I would have laughed at that thought even a year ago, but the numbers speak for themselves. The Kyoto-based company is on a seemingly unstoppable path to winning the Japanese side of the next generation console war.
For the longest time, Sony and its Playstation series appeared unbeatable, with Microsoft’s Xbox system a distant second, and Nintendo’s Gamecube making up the rear. Its’ cutesy branding (think Mario) had relegated it to be a player for the pre-teen set.
But Sony’s appearance at the Electronic Entertainment Expo tradeshow last May was generally considered a disappointment, with a collective balking at the nosebleed-high $499 pricetag ($599 for the full-featured version) attached to the Playstation 3, when it hits the US market this November.
Game industry analyst DFC Intelligence goes so far to predict the pricey PS3 will drag down industry sales in general, and without course corrections, wind up in third place behind Xbox 360 and Nintendo’s upcoming Wii console. The company predicts they’ll sell 6 million units of Wiii next fiscal year.
All three next-gen consoles come integrated with broadband support, it’s worth pointing out here, while both the DS and PSP come with Wi-Fi functionality and Web browsers– making the console wars a battle for the broadband platform of the living room, and for the dominant PDA of the gamer generation.
Nintendo’s fortunes have been boosted in large part by robust sales of its DS handheld gaming console (21 million sold — and in my view, by innovating more than its rivals. With its action-predominant games and movies, Sony’s PSP handheld (17 million sold) is aimed squarely at the dude demographic of 18-34 males.
Nintendo, by contrast, has consciously cast its net wider with the DS, which comes with an intuitive, easy-to-use stylus control, and a library of unique, risk-taking games with far broader appeal, including Nintendogs, in which you care for a puppy (worldwide sales 4.5 million units), and Brain Age, an educational game, for God’s sake (worldwide sales approaching 3 miilion units.)
It’s too soon to write off Sony, of course, and you have to believe they’ll make some drastic moves to stay competitive.
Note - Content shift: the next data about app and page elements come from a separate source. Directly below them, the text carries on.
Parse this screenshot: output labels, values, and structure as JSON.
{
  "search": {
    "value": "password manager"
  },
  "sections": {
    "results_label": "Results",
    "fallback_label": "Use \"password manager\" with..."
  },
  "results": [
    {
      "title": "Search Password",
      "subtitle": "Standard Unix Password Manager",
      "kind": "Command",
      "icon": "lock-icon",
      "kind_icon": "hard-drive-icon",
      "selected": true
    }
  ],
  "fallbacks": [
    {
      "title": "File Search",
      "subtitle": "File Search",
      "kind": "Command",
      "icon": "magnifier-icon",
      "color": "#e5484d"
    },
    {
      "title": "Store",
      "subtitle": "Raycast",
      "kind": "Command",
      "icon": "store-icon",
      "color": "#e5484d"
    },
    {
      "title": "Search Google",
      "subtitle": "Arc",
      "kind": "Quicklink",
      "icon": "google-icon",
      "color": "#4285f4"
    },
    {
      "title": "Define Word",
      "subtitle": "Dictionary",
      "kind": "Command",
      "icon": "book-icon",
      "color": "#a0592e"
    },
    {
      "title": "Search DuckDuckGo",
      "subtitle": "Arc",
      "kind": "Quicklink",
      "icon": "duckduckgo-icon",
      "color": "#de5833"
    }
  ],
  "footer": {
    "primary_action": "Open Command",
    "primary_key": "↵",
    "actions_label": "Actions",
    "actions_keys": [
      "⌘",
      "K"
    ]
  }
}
Then again, the president of their game division recently suggested that if consumers think the PS3 is too expensive, they should just work harder. So even that’s hard to say.